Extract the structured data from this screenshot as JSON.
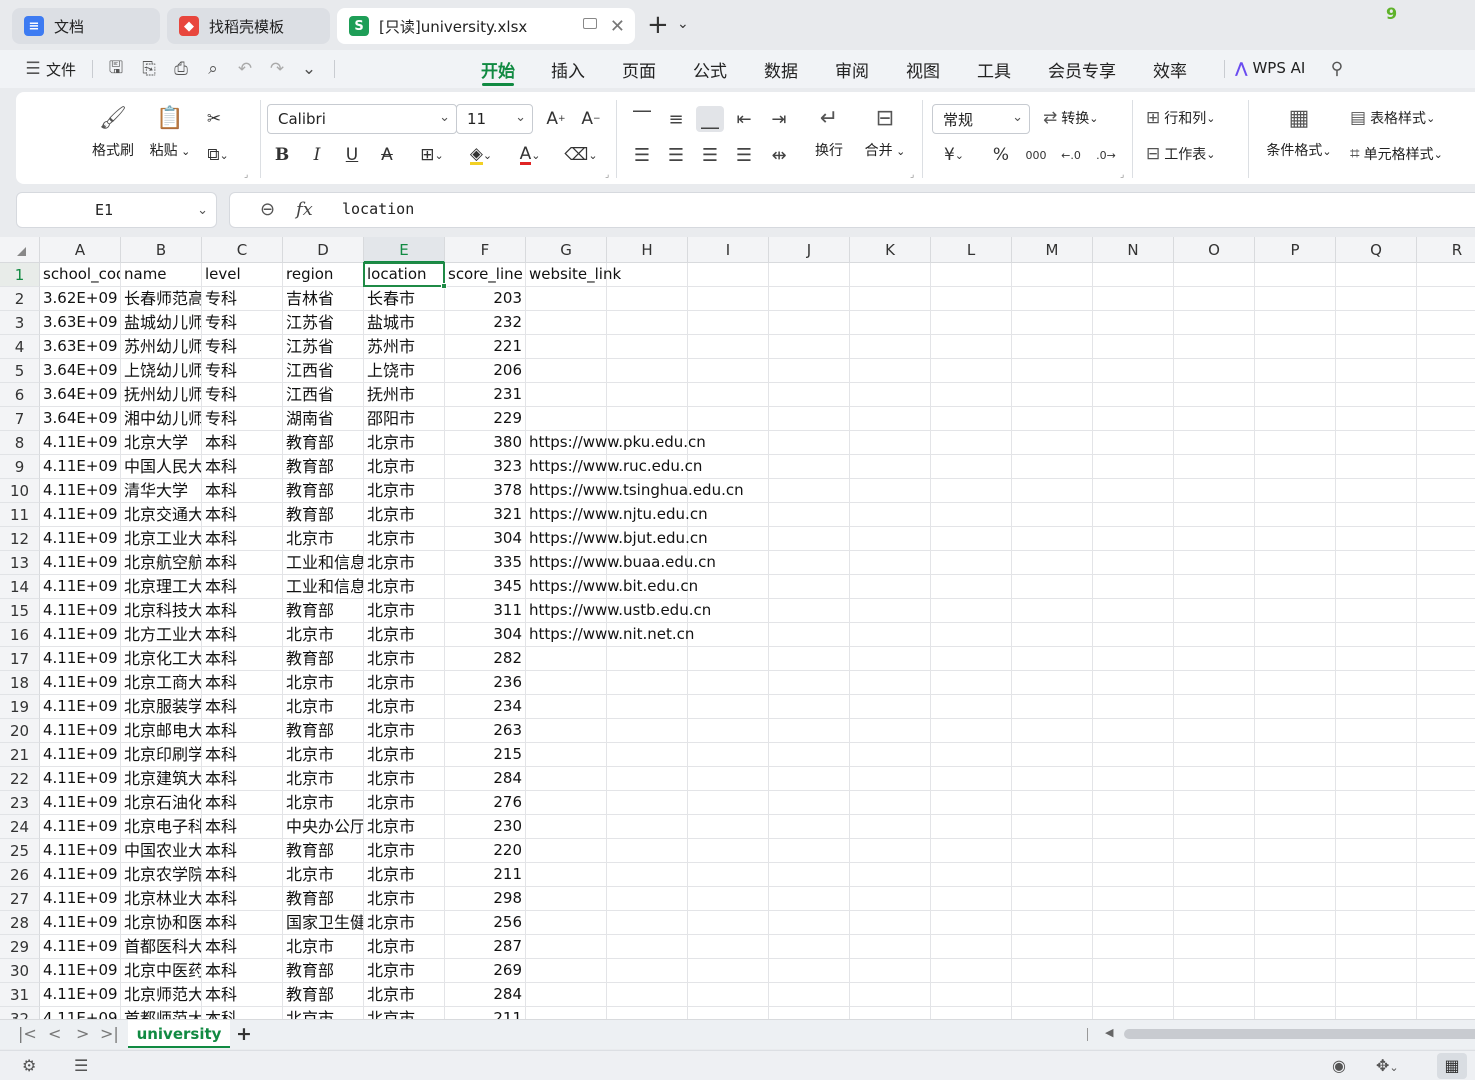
{
  "tabs": [
    {
      "title": "文档",
      "icon": "docs-icon",
      "color": "#3d7bf2",
      "glyph": "≡"
    },
    {
      "title": "找稻壳模板",
      "icon": "daoke-icon",
      "color": "#e8463d",
      "glyph": "◆"
    },
    {
      "title": "[只读]university.xlsx",
      "icon": "spreadsheet-icon",
      "color": "#1e9e57",
      "glyph": "S"
    }
  ],
  "notification_badge": "9",
  "menu": {
    "file_label": "文件",
    "tabs": [
      "开始",
      "插入",
      "页面",
      "公式",
      "数据",
      "审阅",
      "视图",
      "工具",
      "会员专享",
      "效率"
    ],
    "active_tab": "开始",
    "wps_ai_label": "WPS AI"
  },
  "ribbon": {
    "format_painter": "格式刷",
    "paste": "粘贴",
    "font_name": "Calibri",
    "font_size": "11",
    "wrap": "换行",
    "merge": "合并",
    "number_format": "常规",
    "convert": "转换",
    "rows_cols": "行和列",
    "worksheet": "工作表",
    "conditional_format": "条件格式",
    "table_style": "表格样式",
    "cell_style": "单元格样式",
    "currency_symbol": "¥",
    "percent_symbol": "%",
    "thousands_symbol": "000"
  },
  "formula_bar": {
    "cell_ref": "E1",
    "value": "location",
    "fx_label": "fx"
  },
  "columns": [
    "A",
    "B",
    "C",
    "D",
    "E",
    "F",
    "G",
    "H",
    "I",
    "J",
    "K",
    "L",
    "M",
    "N",
    "O",
    "P",
    "Q",
    "R"
  ],
  "selected_column": "E",
  "selected_row": "1",
  "header_row": [
    "school_code",
    "name",
    "level",
    "region",
    "location",
    "score_line",
    "website_link"
  ],
  "rows": [
    [
      "3.62E+09",
      "长春师范高等专科学校",
      "专科",
      "吉林省",
      "长春市",
      "203",
      ""
    ],
    [
      "3.63E+09",
      "盐城幼儿师范高等专科学校",
      "专科",
      "江苏省",
      "盐城市",
      "232",
      ""
    ],
    [
      "3.63E+09",
      "苏州幼儿师范高等专科学校",
      "专科",
      "江苏省",
      "苏州市",
      "221",
      ""
    ],
    [
      "3.64E+09",
      "上饶幼儿师范高等专科学校",
      "专科",
      "江西省",
      "上饶市",
      "206",
      ""
    ],
    [
      "3.64E+09",
      "抚州幼儿师范高等专科学校",
      "专科",
      "江西省",
      "抚州市",
      "231",
      ""
    ],
    [
      "3.64E+09",
      "湘中幼儿师范高等专科学校",
      "专科",
      "湖南省",
      "邵阳市",
      "229",
      ""
    ],
    [
      "4.11E+09",
      "北京大学",
      "本科",
      "教育部",
      "北京市",
      "380",
      "https://www.pku.edu.cn"
    ],
    [
      "4.11E+09",
      "中国人民大学",
      "本科",
      "教育部",
      "北京市",
      "323",
      "https://www.ruc.edu.cn"
    ],
    [
      "4.11E+09",
      "清华大学",
      "本科",
      "教育部",
      "北京市",
      "378",
      "https://www.tsinghua.edu.cn"
    ],
    [
      "4.11E+09",
      "北京交通大学",
      "本科",
      "教育部",
      "北京市",
      "321",
      "https://www.njtu.edu.cn"
    ],
    [
      "4.11E+09",
      "北京工业大学",
      "本科",
      "北京市",
      "北京市",
      "304",
      "https://www.bjut.edu.cn"
    ],
    [
      "4.11E+09",
      "北京航空航天大学",
      "本科",
      "工业和信息化部",
      "北京市",
      "335",
      "https://www.buaa.edu.cn"
    ],
    [
      "4.11E+09",
      "北京理工大学",
      "本科",
      "工业和信息化部",
      "北京市",
      "345",
      "https://www.bit.edu.cn"
    ],
    [
      "4.11E+09",
      "北京科技大学",
      "本科",
      "教育部",
      "北京市",
      "311",
      "https://www.ustb.edu.cn"
    ],
    [
      "4.11E+09",
      "北方工业大学",
      "本科",
      "北京市",
      "北京市",
      "304",
      "https://www.nit.net.cn"
    ],
    [
      "4.11E+09",
      "北京化工大学",
      "本科",
      "教育部",
      "北京市",
      "282",
      ""
    ],
    [
      "4.11E+09",
      "北京工商大学",
      "本科",
      "北京市",
      "北京市",
      "236",
      ""
    ],
    [
      "4.11E+09",
      "北京服装学院",
      "本科",
      "北京市",
      "北京市",
      "234",
      ""
    ],
    [
      "4.11E+09",
      "北京邮电大学",
      "本科",
      "教育部",
      "北京市",
      "263",
      ""
    ],
    [
      "4.11E+09",
      "北京印刷学院",
      "本科",
      "北京市",
      "北京市",
      "215",
      ""
    ],
    [
      "4.11E+09",
      "北京建筑大学",
      "本科",
      "北京市",
      "北京市",
      "284",
      ""
    ],
    [
      "4.11E+09",
      "北京石油化工学院",
      "本科",
      "北京市",
      "北京市",
      "276",
      ""
    ],
    [
      "4.11E+09",
      "北京电子科技学院",
      "本科",
      "中央办公厅",
      "北京市",
      "230",
      ""
    ],
    [
      "4.11E+09",
      "中国农业大学",
      "本科",
      "教育部",
      "北京市",
      "220",
      ""
    ],
    [
      "4.11E+09",
      "北京农学院",
      "本科",
      "北京市",
      "北京市",
      "211",
      ""
    ],
    [
      "4.11E+09",
      "北京林业大学",
      "本科",
      "教育部",
      "北京市",
      "298",
      ""
    ],
    [
      "4.11E+09",
      "北京协和医学院",
      "本科",
      "国家卫生健康委员会",
      "北京市",
      "256",
      ""
    ],
    [
      "4.11E+09",
      "首都医科大学",
      "本科",
      "北京市",
      "北京市",
      "287",
      ""
    ],
    [
      "4.11E+09",
      "北京中医药大学",
      "本科",
      "教育部",
      "北京市",
      "269",
      ""
    ],
    [
      "4.11E+09",
      "北京师范大学",
      "本科",
      "教育部",
      "北京市",
      "284",
      ""
    ],
    [
      "4.11E+09",
      "首都师范大学",
      "本科",
      "北京市",
      "北京市",
      "211",
      ""
    ]
  ],
  "sheet_tab": "university",
  "colors": {
    "accent": "#118a42",
    "selection": "#1f8a46"
  }
}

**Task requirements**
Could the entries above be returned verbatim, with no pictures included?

**Completed task**
Extract the structured data from this screenshot as JSON.
{
  "tabs": [
    {
      "title": "文档",
      "icon": "docs-icon",
      "color": "#3d7bf2",
      "glyph": "≡"
    },
    {
      "title": "找稻壳模板",
      "icon": "daoke-icon",
      "color": "#e8463d",
      "glyph": "◆"
    },
    {
      "title": "[只读]university.xlsx",
      "icon": "spreadsheet-icon",
      "color": "#1e9e57",
      "glyph": "S"
    }
  ],
  "notification_badge": "9",
  "menu": {
    "file_label": "文件",
    "tabs": [
      "开始",
      "插入",
      "页面",
      "公式",
      "数据",
      "审阅",
      "视图",
      "工具",
      "会员专享",
      "效率"
    ],
    "active_tab": "开始",
    "wps_ai_label": "WPS AI"
  },
  "ribbon": {
    "format_painter": "格式刷",
    "paste": "粘贴",
    "font_name": "Calibri",
    "font_size": "11",
    "wrap": "换行",
    "merge": "合并",
    "number_format": "常规",
    "convert": "转换",
    "rows_cols": "行和列",
    "worksheet": "工作表",
    "conditional_format": "条件格式",
    "table_style": "表格样式",
    "cell_style": "单元格样式",
    "currency_symbol": "¥",
    "percent_symbol": "%",
    "thousands_symbol": "000"
  },
  "formula_bar": {
    "cell_ref": "E1",
    "value": "location",
    "fx_label": "fx"
  },
  "columns": [
    "A",
    "B",
    "C",
    "D",
    "E",
    "F",
    "G",
    "H",
    "I",
    "J",
    "K",
    "L",
    "M",
    "N",
    "O",
    "P",
    "Q",
    "R"
  ],
  "selected_column": "E",
  "selected_row": "1",
  "header_row": [
    "school_code",
    "name",
    "level",
    "region",
    "location",
    "score_line",
    "website_link"
  ],
  "rows": [
    [
      "3.62E+09",
      "长春师范高等专科学校",
      "专科",
      "吉林省",
      "长春市",
      "203",
      ""
    ],
    [
      "3.63E+09",
      "盐城幼儿师范高等专科学校",
      "专科",
      "江苏省",
      "盐城市",
      "232",
      ""
    ],
    [
      "3.63E+09",
      "苏州幼儿师范高等专科学校",
      "专科",
      "江苏省",
      "苏州市",
      "221",
      ""
    ],
    [
      "3.64E+09",
      "上饶幼儿师范高等专科学校",
      "专科",
      "江西省",
      "上饶市",
      "206",
      ""
    ],
    [
      "3.64E+09",
      "抚州幼儿师范高等专科学校",
      "专科",
      "江西省",
      "抚州市",
      "231",
      ""
    ],
    [
      "3.64E+09",
      "湘中幼儿师范高等专科学校",
      "专科",
      "湖南省",
      "邵阳市",
      "229",
      ""
    ],
    [
      "4.11E+09",
      "北京大学",
      "本科",
      "教育部",
      "北京市",
      "380",
      "https://www.pku.edu.cn"
    ],
    [
      "4.11E+09",
      "中国人民大学",
      "本科",
      "教育部",
      "北京市",
      "323",
      "https://www.ruc.edu.cn"
    ],
    [
      "4.11E+09",
      "清华大学",
      "本科",
      "教育部",
      "北京市",
      "378",
      "https://www.tsinghua.edu.cn"
    ],
    [
      "4.11E+09",
      "北京交通大学",
      "本科",
      "教育部",
      "北京市",
      "321",
      "https://www.njtu.edu.cn"
    ],
    [
      "4.11E+09",
      "北京工业大学",
      "本科",
      "北京市",
      "北京市",
      "304",
      "https://www.bjut.edu.cn"
    ],
    [
      "4.11E+09",
      "北京航空航天大学",
      "本科",
      "工业和信息化部",
      "北京市",
      "335",
      "https://www.buaa.edu.cn"
    ],
    [
      "4.11E+09",
      "北京理工大学",
      "本科",
      "工业和信息化部",
      "北京市",
      "345",
      "https://www.bit.edu.cn"
    ],
    [
      "4.11E+09",
      "北京科技大学",
      "本科",
      "教育部",
      "北京市",
      "311",
      "https://www.ustb.edu.cn"
    ],
    [
      "4.11E+09",
      "北方工业大学",
      "本科",
      "北京市",
      "北京市",
      "304",
      "https://www.nit.net.cn"
    ],
    [
      "4.11E+09",
      "北京化工大学",
      "本科",
      "教育部",
      "北京市",
      "282",
      ""
    ],
    [
      "4.11E+09",
      "北京工商大学",
      "本科",
      "北京市",
      "北京市",
      "236",
      ""
    ],
    [
      "4.11E+09",
      "北京服装学院",
      "本科",
      "北京市",
      "北京市",
      "234",
      ""
    ],
    [
      "4.11E+09",
      "北京邮电大学",
      "本科",
      "教育部",
      "北京市",
      "263",
      ""
    ],
    [
      "4.11E+09",
      "北京印刷学院",
      "本科",
      "北京市",
      "北京市",
      "215",
      ""
    ],
    [
      "4.11E+09",
      "北京建筑大学",
      "本科",
      "北京市",
      "北京市",
      "284",
      ""
    ],
    [
      "4.11E+09",
      "北京石油化工学院",
      "本科",
      "北京市",
      "北京市",
      "276",
      ""
    ],
    [
      "4.11E+09",
      "北京电子科技学院",
      "本科",
      "中央办公厅",
      "北京市",
      "230",
      ""
    ],
    [
      "4.11E+09",
      "中国农业大学",
      "本科",
      "教育部",
      "北京市",
      "220",
      ""
    ],
    [
      "4.11E+09",
      "北京农学院",
      "本科",
      "北京市",
      "北京市",
      "211",
      ""
    ],
    [
      "4.11E+09",
      "北京林业大学",
      "本科",
      "教育部",
      "北京市",
      "298",
      ""
    ],
    [
      "4.11E+09",
      "北京协和医学院",
      "本科",
      "国家卫生健康委员会",
      "北京市",
      "256",
      ""
    ],
    [
      "4.11E+09",
      "首都医科大学",
      "本科",
      "北京市",
      "北京市",
      "287",
      ""
    ],
    [
      "4.11E+09",
      "北京中医药大学",
      "本科",
      "教育部",
      "北京市",
      "269",
      ""
    ],
    [
      "4.11E+09",
      "北京师范大学",
      "本科",
      "教育部",
      "北京市",
      "284",
      ""
    ],
    [
      "4.11E+09",
      "首都师范大学",
      "本科",
      "北京市",
      "北京市",
      "211",
      ""
    ]
  ],
  "sheet_tab": "university",
  "colors": {
    "accent": "#118a42",
    "selection": "#1f8a46"
  }
}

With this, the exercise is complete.